# [Exercise aim]
Could you give the whole listing again, exactly as it reads?
----------------------------------------
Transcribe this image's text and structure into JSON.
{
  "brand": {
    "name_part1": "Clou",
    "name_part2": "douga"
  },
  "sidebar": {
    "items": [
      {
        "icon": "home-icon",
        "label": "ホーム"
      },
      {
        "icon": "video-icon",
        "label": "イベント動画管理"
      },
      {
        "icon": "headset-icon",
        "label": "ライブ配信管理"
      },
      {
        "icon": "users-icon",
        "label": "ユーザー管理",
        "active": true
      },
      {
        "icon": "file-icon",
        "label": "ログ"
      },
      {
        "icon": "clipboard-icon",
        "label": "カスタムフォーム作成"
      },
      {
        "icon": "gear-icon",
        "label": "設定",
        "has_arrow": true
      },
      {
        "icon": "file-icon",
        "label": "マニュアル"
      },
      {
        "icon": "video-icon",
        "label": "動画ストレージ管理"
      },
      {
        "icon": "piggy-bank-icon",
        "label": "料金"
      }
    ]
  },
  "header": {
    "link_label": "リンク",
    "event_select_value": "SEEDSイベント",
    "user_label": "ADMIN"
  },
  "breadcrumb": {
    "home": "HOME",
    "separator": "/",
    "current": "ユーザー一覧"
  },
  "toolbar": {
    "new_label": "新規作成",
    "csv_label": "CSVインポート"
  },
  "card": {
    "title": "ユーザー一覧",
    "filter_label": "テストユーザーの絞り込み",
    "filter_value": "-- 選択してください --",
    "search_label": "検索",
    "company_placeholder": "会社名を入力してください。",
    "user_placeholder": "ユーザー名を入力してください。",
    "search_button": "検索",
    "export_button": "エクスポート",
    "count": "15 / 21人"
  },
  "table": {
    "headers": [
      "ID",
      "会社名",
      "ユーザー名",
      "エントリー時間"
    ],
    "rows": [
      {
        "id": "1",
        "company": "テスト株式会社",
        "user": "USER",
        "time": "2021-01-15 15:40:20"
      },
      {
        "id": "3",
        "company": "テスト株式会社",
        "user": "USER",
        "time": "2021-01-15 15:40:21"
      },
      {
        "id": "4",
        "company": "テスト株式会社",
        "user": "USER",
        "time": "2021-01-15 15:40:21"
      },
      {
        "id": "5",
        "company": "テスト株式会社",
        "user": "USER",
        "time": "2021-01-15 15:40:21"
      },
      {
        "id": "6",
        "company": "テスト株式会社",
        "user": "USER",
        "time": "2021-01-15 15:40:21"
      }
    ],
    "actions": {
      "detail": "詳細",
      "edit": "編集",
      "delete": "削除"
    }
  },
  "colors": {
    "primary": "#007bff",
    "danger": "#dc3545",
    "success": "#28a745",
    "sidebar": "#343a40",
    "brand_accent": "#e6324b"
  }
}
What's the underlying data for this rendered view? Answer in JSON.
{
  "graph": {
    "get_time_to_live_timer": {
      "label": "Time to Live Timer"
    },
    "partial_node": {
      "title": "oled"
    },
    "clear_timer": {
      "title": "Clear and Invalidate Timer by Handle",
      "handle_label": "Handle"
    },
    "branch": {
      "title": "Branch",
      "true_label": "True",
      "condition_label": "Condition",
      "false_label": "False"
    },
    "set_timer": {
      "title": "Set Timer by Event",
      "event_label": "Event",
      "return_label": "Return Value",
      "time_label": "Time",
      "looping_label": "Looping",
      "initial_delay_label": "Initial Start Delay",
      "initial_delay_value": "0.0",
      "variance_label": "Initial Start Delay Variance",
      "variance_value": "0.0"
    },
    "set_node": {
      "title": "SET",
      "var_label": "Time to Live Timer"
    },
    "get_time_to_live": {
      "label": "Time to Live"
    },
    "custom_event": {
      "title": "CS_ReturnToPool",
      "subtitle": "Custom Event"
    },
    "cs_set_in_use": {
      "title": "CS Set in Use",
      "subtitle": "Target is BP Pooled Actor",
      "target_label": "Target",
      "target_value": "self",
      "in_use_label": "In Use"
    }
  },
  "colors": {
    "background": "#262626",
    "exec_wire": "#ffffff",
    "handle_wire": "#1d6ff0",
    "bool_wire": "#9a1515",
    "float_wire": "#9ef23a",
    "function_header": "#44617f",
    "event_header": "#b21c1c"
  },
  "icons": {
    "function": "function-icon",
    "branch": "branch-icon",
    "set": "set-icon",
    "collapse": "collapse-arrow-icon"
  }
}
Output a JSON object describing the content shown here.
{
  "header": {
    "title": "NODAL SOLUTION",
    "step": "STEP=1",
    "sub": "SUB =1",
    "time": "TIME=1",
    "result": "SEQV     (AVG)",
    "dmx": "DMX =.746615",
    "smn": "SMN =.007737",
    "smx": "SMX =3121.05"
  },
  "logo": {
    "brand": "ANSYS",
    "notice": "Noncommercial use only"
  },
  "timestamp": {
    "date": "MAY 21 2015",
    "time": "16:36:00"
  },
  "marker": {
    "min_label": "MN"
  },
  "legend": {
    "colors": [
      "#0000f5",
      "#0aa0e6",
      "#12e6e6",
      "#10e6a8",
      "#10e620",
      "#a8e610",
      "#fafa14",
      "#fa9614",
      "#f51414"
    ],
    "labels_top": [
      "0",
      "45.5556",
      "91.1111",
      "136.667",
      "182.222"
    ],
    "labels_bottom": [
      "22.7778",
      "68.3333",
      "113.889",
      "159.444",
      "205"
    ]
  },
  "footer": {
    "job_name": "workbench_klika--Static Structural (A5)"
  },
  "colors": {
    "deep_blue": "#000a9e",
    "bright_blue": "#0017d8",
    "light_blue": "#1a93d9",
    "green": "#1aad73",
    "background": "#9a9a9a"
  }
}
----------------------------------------
# [Response area]
Transcribe this image's text and structure into JSON.
{
  "brand": {
    "name_part1": "Clou",
    "name_part2": "douga"
  },
  "sidebar": {
    "items": [
      {
        "icon": "home-icon",
        "label": "ホーム"
      },
      {
        "icon": "video-icon",
        "label": "イベント動画管理"
      },
      {
        "icon": "headset-icon",
        "label": "ライブ配信管理"
      },
      {
        "icon": "users-icon",
        "label": "ユーザー管理",
        "active": true
      },
      {
        "icon": "file-icon",
        "label": "ログ"
      },
      {
        "icon": "clipboard-icon",
        "label": "カスタムフォーム作成"
      },
      {
        "icon": "gear-icon",
        "label": "設定",
        "has_arrow": true
      },
      {
        "icon": "file-icon",
        "label": "マニュアル"
      },
      {
        "icon": "video-icon",
        "label": "動画ストレージ管理"
      },
      {
        "icon": "piggy-bank-icon",
        "label": "料金"
      }
    ]
  },
  "header": {
    "link_label": "リンク",
    "event_select_value": "SEEDSイベント",
    "user_label": "ADMIN"
  },
  "breadcrumb": {
    "home": "HOME",
    "separator": "/",
    "current": "ユーザー一覧"
  },
  "toolbar": {
    "new_label": "新規作成",
    "csv_label": "CSVインポート"
  },
  "card": {
    "title": "ユーザー一覧",
    "filter_label": "テストユーザーの絞り込み",
    "filter_value": "-- 選択してください --",
    "search_label": "検索",
    "company_placeholder": "会社名を入力してください。",
    "user_placeholder": "ユーザー名を入力してください。",
    "search_button": "検索",
    "export_button": "エクスポート",
    "count": "15 / 21人"
  },
  "table": {
    "headers": [
      "ID",
      "会社名",
      "ユーザー名",
      "エントリー時間"
    ],
    "rows": [
      {
        "id": "1",
        "company": "テスト株式会社",
        "user": "USER",
        "time": "2021-01-15 15:40:20"
      },
      {
        "id": "3",
        "company": "テスト株式会社",
        "user": "USER",
        "time": "2021-01-15 15:40:21"
      },
      {
        "id": "4",
        "company": "テスト株式会社",
        "user": "USER",
        "time": "2021-01-15 15:40:21"
      },
      {
        "id": "5",
        "company": "テスト株式会社",
        "user": "USER",
        "time": "2021-01-15 15:40:21"
      },
      {
        "id": "6",
        "company": "テスト株式会社",
        "user": "USER",
        "time": "2021-01-15 15:40:21"
      }
    ],
    "actions": {
      "detail": "詳細",
      "edit": "編集",
      "delete": "削除"
    }
  },
  "colors": {
    "primary": "#007bff",
    "danger": "#dc3545",
    "success": "#28a745",
    "sidebar": "#343a40",
    "brand_accent": "#e6324b"
  }
}
What's the underlying data for this rendered view? Answer in JSON.
{
  "graph": {
    "get_time_to_live_timer": {
      "label": "Time to Live Timer"
    },
    "partial_node": {
      "title": "oled"
    },
    "clear_timer": {
      "title": "Clear and Invalidate Timer by Handle",
      "handle_label": "Handle"
    },
    "branch": {
      "title": "Branch",
      "true_label": "True",
      "condition_label": "Condition",
      "false_label": "False"
    },
    "set_timer": {
      "title": "Set Timer by Event",
      "event_label": "Event",
      "return_label": "Return Value",
      "time_label": "Time",
      "looping_label": "Looping",
      "initial_delay_label": "Initial Start Delay",
      "initial_delay_value": "0.0",
      "variance_label": "Initial Start Delay Variance",
      "variance_value": "0.0"
    },
    "set_node": {
      "title": "SET",
      "var_label": "Time to Live Timer"
    },
    "get_time_to_live": {
      "label": "Time to Live"
    },
    "custom_event": {
      "title": "CS_ReturnToPool",
      "subtitle": "Custom Event"
    },
    "cs_set_in_use": {
      "title": "CS Set in Use",
      "subtitle": "Target is BP Pooled Actor",
      "target_label": "Target",
      "target_value": "self",
      "in_use_label": "In Use"
    }
  },
  "colors": {
    "background": "#262626",
    "exec_wire": "#ffffff",
    "handle_wire": "#1d6ff0",
    "bool_wire": "#9a1515",
    "float_wire": "#9ef23a",
    "function_header": "#44617f",
    "event_header": "#b21c1c"
  },
  "icons": {
    "function": "function-icon",
    "branch": "branch-icon",
    "set": "set-icon",
    "collapse": "collapse-arrow-icon"
  }
}
Output a JSON object describing the content shown here.
{
  "header": {
    "title": "NODAL SOLUTION",
    "step": "STEP=1",
    "sub": "SUB =1",
    "time": "TIME=1",
    "result": "SEQV     (AVG)",
    "dmx": "DMX =.746615",
    "smn": "SMN =.007737",
    "smx": "SMX =3121.05"
  },
  "logo": {
    "brand": "ANSYS",
    "notice": "Noncommercial use only"
  },
  "timestamp": {
    "date": "MAY 21 2015",
    "time": "16:36:00"
  },
  "marker": {
    "min_label": "MN"
  },
  "legend": {
    "colors": [
      "#0000f5",
      "#0aa0e6",
      "#12e6e6",
      "#10e6a8",
      "#10e620",
      "#a8e610",
      "#fafa14",
      "#fa9614",
      "#f51414"
    ],
    "labels_top": [
      "0",
      "45.5556",
      "91.1111",
      "136.667",
      "182.222"
    ],
    "labels_bottom": [
      "22.7778",
      "68.3333",
      "113.889",
      "159.444",
      "205"
    ]
  },
  "footer": {
    "job_name": "workbench_klika--Static Structural (A5)"
  },
  "colors": {
    "deep_blue": "#000a9e",
    "bright_blue": "#0017d8",
    "light_blue": "#1a93d9",
    "green": "#1aad73",
    "background": "#9a9a9a"
  }
}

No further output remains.